Lessons of the “millionaire’s tax”
THE AUTHORS of the "millionaire's tax" initiative in California--which would have permanently raised income tax on the 1 percent to fund education--have announced a "compromise" with Gov. Jerry Brown's competing tax measure.
Compared to Brown's plan, the new compromise places less burden on working families, raises taxes on the wealthy and is extended to seven years (up from Brown's original five-year expiration).
But the decision to compromise was made behind closed doors. It's frustrating because thousands of activists didn't throw themselves into supporting the millionaire's tax to be a "bargaining chip." Undoubtedly, the decision by the California Federation of Teachers (CFT) to compromise will exacerbate hostility towards unions in the Occupy movement. And the new tax muddles the message that the 1 percent need to pay for the crisis they created.
There is a silver-lining that I hope activists will exploit. The CFT is substantially smaller than the 325,000-member California Teachers Association (CTA). And yet, criticisms aside, the CFT has managed to force the governor to back a more progressive tax initiative. Meanwhile, the CTA lined up behind Gov. Brown's original proposal uncritically from day one.
The CTA claimed it wasn't big enough to win a tax initiative without the governor's help. The CFT proved that a coalition can be built around the right types of tax initiatives, and that the public will respond favorably to making the rich pay up. The CFT is a much smaller union.
I don't agree with their compromise, but the fact that the CFT arm-wrestled one out of the governor while CTA just cheerleaded for him should be a lesson for all union activists.
Our unions are under attack, but we still have enough strength to accomplish things.

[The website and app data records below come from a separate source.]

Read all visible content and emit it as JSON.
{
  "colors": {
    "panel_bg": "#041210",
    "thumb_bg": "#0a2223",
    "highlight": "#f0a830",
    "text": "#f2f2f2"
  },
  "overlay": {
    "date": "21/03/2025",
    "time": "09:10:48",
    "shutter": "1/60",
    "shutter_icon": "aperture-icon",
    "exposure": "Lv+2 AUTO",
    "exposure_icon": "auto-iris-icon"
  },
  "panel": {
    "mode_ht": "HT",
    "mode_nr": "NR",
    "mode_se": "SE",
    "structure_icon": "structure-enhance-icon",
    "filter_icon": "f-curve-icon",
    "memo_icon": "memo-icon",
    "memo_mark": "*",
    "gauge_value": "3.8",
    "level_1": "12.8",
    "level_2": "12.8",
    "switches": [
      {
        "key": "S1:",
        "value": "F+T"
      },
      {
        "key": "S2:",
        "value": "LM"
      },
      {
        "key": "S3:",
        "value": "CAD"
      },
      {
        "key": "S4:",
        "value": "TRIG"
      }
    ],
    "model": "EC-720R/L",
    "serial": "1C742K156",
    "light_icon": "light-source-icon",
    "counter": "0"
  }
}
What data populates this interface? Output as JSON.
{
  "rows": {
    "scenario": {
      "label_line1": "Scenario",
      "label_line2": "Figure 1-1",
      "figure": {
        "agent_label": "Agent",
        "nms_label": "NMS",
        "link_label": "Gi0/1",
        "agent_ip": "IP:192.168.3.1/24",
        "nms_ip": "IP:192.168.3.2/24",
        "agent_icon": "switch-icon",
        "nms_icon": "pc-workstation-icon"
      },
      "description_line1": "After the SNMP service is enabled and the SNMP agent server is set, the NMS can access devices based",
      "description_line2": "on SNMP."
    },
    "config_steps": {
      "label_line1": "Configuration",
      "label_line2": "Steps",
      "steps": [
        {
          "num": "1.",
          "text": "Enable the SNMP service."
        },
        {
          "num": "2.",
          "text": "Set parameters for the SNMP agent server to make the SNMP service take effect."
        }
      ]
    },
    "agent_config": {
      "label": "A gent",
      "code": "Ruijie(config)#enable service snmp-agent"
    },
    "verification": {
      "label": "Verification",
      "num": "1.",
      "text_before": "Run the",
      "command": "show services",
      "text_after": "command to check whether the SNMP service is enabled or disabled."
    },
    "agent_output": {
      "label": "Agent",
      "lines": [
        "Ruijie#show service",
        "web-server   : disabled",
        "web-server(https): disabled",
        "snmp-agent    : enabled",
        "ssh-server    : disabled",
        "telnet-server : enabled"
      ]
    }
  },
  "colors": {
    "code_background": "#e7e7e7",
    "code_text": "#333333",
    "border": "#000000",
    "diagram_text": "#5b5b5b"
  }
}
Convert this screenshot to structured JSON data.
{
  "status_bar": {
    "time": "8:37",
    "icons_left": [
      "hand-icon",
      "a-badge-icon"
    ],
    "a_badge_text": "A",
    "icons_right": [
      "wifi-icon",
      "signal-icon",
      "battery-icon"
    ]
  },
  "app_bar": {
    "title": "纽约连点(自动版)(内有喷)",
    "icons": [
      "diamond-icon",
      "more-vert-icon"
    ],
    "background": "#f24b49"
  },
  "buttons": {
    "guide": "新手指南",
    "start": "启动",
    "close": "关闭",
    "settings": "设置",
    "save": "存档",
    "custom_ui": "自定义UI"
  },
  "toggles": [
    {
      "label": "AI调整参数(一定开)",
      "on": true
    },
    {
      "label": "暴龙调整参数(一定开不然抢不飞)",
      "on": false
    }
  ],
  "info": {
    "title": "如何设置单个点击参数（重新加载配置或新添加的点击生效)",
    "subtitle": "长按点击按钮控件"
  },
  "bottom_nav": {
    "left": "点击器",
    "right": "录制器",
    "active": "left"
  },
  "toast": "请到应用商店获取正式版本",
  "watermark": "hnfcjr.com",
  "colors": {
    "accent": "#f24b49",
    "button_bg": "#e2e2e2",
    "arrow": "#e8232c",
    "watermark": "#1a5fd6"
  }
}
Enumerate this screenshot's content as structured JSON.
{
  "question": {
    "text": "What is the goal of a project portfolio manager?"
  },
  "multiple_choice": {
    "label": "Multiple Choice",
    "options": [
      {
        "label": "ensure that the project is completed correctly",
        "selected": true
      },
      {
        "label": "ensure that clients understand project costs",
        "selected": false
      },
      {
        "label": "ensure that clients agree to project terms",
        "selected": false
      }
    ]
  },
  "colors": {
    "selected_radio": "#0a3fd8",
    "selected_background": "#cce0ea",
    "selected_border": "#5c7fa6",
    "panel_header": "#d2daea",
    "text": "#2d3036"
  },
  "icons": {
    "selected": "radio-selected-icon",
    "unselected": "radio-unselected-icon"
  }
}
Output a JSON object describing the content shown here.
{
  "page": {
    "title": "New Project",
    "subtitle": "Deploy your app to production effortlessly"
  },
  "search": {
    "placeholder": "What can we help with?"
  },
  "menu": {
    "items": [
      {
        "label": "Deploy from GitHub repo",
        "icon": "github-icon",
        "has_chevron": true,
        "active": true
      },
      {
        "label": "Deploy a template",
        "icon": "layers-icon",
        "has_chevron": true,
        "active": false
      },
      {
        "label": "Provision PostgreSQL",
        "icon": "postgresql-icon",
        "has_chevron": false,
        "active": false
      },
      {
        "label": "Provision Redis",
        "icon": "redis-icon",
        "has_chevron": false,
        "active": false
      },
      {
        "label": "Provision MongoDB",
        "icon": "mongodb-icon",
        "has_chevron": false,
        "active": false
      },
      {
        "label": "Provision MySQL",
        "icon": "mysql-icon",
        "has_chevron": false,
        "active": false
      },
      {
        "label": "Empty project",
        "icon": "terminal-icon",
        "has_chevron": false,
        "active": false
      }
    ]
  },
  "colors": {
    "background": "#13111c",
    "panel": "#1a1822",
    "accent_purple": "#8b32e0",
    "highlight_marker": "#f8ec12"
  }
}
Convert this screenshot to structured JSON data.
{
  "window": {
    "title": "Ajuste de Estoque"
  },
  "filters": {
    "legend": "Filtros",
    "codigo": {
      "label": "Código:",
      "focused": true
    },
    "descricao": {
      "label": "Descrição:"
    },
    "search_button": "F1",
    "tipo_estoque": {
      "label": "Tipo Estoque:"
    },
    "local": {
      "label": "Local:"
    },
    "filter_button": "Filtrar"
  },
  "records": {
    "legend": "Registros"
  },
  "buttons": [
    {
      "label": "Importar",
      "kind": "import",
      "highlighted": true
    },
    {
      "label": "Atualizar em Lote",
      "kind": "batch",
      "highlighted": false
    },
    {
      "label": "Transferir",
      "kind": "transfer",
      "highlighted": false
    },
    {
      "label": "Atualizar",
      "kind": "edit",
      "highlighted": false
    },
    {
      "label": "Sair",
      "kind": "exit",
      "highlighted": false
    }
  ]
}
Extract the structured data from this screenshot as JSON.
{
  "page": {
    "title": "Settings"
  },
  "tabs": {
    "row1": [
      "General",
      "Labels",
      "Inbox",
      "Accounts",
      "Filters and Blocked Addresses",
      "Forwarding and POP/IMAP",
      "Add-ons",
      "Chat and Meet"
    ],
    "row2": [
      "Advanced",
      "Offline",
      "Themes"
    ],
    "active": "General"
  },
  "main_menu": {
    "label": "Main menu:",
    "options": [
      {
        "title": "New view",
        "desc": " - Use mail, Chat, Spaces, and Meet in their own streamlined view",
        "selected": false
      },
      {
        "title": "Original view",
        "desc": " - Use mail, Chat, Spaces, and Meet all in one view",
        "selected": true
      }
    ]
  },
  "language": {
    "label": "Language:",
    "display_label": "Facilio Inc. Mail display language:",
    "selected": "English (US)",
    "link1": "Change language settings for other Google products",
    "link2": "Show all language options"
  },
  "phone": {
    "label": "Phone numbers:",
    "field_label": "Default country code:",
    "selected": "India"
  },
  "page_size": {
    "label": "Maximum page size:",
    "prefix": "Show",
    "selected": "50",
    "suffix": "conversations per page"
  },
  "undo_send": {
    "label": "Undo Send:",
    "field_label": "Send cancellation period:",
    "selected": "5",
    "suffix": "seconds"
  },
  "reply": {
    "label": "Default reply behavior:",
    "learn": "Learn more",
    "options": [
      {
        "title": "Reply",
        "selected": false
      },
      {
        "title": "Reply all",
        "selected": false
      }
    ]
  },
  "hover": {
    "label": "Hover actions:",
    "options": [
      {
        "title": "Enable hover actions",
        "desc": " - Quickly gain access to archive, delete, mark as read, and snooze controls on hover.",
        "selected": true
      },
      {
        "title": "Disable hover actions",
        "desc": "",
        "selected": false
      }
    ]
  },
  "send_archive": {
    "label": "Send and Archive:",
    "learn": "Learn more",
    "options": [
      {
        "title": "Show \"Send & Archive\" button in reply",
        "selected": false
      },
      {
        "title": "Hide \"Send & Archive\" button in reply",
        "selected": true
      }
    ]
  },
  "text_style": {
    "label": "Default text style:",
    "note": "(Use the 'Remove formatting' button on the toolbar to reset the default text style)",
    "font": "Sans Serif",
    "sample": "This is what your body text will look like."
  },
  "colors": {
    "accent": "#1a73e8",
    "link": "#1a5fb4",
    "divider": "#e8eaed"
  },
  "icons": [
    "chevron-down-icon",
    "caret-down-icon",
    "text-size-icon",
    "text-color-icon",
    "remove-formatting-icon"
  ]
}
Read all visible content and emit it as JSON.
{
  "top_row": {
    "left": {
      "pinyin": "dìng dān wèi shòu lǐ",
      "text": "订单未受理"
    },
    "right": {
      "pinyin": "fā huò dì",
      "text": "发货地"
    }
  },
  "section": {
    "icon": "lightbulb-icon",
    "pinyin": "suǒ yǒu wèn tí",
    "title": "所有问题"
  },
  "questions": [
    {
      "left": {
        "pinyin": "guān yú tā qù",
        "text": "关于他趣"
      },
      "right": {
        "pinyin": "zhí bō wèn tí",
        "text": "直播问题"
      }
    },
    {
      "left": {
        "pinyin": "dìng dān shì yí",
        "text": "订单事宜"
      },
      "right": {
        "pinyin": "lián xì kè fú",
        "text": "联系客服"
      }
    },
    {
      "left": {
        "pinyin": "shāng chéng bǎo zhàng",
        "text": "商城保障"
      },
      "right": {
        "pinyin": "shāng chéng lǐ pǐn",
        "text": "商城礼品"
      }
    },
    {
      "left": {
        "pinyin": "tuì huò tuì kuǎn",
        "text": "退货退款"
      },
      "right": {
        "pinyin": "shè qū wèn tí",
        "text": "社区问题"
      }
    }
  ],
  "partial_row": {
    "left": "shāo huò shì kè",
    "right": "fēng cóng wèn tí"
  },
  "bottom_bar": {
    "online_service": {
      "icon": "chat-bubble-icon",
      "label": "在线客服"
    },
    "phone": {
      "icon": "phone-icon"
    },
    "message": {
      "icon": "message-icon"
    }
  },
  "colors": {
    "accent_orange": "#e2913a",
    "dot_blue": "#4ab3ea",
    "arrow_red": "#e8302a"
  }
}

Our strength is undercut by our leaders' servant-like relationship with Democratic politicians.
John Green, Hayward, Calif.